You may hear the terms sustainable and green design used interchangeably. There’s enough overlap that they’re worth mentioning together.
Green design is one that seeks to do as little harm as possible to the environment, the landscape, human and animal health, and the surrounding air and water. It also entails choosing building materials according to their environmental impact. It considers the effect today, while sustainable design applies these concepts to longer-term thinking and economic planning.
Prioritizing low costs and quick development, and then failing to follow up with maintenance, results in higher infrastructure costs over the long term. Sustainable design will give us bridges that last longer and don’t cost as much to maintain. Since Europe has a long infrastructure to-do list, this is the perfect time to consider new design principles and materials.
A highway bridge collapse in Genoa, Italy, which killed dozens, occurred after years of warnings from concerned engineers.
A study in France revealed indicators of ‘strong deterioration’ in the country’s networks of roads and bridges following years of underinvestment.
Germany hasn’t fared much better, with some architects going so far as saying the country’s bridges are rotting dangerously.
There is nothing sustainable about bridges that fail while they’re being used. Sustainability also cannot take hold while we’re building bridges out of materials that are resource-intensive to manufacture and practically designed to fail in a relatively short time.
What does a sustainable bridge design actually look like?
Greener Bridge Designs Coming to Market
We understand green design in general, but what does it mean for bridges? Here are the broad goals for green and sustainable design in bridge-building:

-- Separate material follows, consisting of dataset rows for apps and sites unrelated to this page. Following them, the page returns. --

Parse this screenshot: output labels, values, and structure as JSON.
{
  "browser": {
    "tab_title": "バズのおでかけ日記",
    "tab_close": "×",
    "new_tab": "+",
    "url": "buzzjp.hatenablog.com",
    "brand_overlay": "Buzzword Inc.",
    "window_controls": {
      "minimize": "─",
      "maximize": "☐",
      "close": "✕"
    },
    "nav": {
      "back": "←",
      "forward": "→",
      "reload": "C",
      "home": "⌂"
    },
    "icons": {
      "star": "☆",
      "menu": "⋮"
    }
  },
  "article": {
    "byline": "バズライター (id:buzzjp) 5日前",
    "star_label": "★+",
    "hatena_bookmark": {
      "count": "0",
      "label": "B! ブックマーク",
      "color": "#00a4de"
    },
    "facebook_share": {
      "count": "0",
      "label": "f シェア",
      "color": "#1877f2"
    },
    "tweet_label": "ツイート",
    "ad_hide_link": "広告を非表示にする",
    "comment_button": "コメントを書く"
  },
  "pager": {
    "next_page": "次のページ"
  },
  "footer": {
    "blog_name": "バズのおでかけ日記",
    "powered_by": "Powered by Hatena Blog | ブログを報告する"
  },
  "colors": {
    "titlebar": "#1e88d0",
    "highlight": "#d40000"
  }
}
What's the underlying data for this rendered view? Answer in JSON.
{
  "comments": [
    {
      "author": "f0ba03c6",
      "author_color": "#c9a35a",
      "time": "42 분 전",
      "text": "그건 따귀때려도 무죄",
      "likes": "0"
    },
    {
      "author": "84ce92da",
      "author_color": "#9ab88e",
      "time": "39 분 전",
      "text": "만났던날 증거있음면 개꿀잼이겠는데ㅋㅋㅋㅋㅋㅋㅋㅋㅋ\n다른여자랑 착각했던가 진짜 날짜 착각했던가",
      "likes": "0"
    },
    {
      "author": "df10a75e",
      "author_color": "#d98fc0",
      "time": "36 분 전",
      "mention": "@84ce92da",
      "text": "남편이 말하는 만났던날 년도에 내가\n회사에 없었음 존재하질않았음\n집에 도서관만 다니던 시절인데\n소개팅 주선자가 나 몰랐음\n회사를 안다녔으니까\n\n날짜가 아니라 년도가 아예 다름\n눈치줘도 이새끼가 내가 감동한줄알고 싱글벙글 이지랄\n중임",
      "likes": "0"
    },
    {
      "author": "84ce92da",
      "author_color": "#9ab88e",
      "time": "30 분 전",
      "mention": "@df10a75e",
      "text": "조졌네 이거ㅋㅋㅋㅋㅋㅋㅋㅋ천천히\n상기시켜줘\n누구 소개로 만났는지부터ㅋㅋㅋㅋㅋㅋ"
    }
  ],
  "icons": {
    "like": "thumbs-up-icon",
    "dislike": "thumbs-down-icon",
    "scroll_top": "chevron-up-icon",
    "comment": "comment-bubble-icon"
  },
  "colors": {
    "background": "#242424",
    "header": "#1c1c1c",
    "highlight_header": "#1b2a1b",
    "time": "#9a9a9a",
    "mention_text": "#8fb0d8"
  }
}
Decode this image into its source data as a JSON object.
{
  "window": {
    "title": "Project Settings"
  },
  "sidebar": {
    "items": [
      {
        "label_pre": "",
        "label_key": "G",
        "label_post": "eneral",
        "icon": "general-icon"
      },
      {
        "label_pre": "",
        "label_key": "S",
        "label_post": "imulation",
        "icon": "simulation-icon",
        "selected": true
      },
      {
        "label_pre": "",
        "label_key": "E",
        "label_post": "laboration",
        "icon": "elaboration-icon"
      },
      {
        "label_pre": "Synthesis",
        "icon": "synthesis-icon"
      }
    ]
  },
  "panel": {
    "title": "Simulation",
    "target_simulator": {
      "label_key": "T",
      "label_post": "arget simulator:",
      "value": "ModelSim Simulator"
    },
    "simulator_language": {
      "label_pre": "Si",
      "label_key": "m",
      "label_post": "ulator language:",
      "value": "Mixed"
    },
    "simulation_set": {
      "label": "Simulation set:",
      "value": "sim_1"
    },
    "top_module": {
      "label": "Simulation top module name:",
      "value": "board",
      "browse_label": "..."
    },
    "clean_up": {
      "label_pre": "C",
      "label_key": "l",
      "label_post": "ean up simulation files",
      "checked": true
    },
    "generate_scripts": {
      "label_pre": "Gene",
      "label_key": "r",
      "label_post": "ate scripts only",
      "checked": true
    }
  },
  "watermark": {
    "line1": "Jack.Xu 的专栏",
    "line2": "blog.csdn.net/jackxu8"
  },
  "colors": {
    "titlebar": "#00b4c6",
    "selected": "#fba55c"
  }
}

- Whenever possible, green design should make a positive impact on the environment and enhance rather than detract from nature or our experience of it.
- Sustainable and green bridges should use as few structures as possible to accomplish all the desired goals — such as combining pedestrian and vehicle bridges. Green bridges don’t use more land than is required.
- Green bridges should be economical to operate, maintain and replace.
- Sustainability should be taken into account throughout the bridge’s lifecycle: in how the materials are fabricated, how frequently replacement parts need to be transported to the site and whether the materials can be reclaimed after retirement.
A green bridge needs to permit convenient and efficient transport in addition to each of the goals outlined above. If you want to go a step further, it should be able to pay for itself and add additional value to the community — such as generating electricity through solar panels.
In one prime example of sustainable design, a team of designers gave the DSSH Pedestrian Bridge the ability to generate its own power and clean its own air with a curated selection of plants.
The Scotney Bridge, on the A21 in England, is a picture-perfect example of building in a way that minimizes harm to the environment. The overpass is essentially a land bridge, which allows wildlife to cross the road safely and even provides nesting grounds for some species.
The Copenhagen Harbor LM Project spans two skyscrapers that use seawater to heat and cool the building.
North Carolina’s Linn Cove Viaduct, built in the late ’80s, is still hailed by some as one of the greenest bridge designs in the U.S. Its designers minimized impact on the environment from the earliest stages. The final design, which hovers well above the treetops, was cast in concrete in sections, then flown to the site. This eliminated ground-level construction and the need for temporary roads. Precast, prestressed concrete is also more durable than structures poured on-site, which means they should outlast buildings built with less sustainable methods.
A team from Ohio accomplished an apparent first when it built a functional bridge out of 100% recycled plastic. According to WDTNTV, the composite bridge material was fashioned using previously used bottles, containers, car bumpers and dashboards. The resulting material won’t rot, splinter or rust — and that means it’s likely to outlast similar bridges using incumbent materials.
Two of these projects were born in America, but the United States’ failing grade on its infrastructure report card indicates problems just like many European nations. This includes unsustainably designed bridges in increasingly dangerous states of disrepair.
The fact that so many different countries are staring down heavy infrastructure reinvestment price tags means now is a great time to rethink how we build them in the first place.
Megan Ray Nichols
Sources: Amusing Planet | Atkins | Brookings | Deca Vibrator | Green Plant Architects | Infrastructure Report Card | The Local (de)
| Ministère de la Transition écologique et solidaire | Le Monde | New Jersey Institute of Technology | New York Times | WDTNTV – YouTube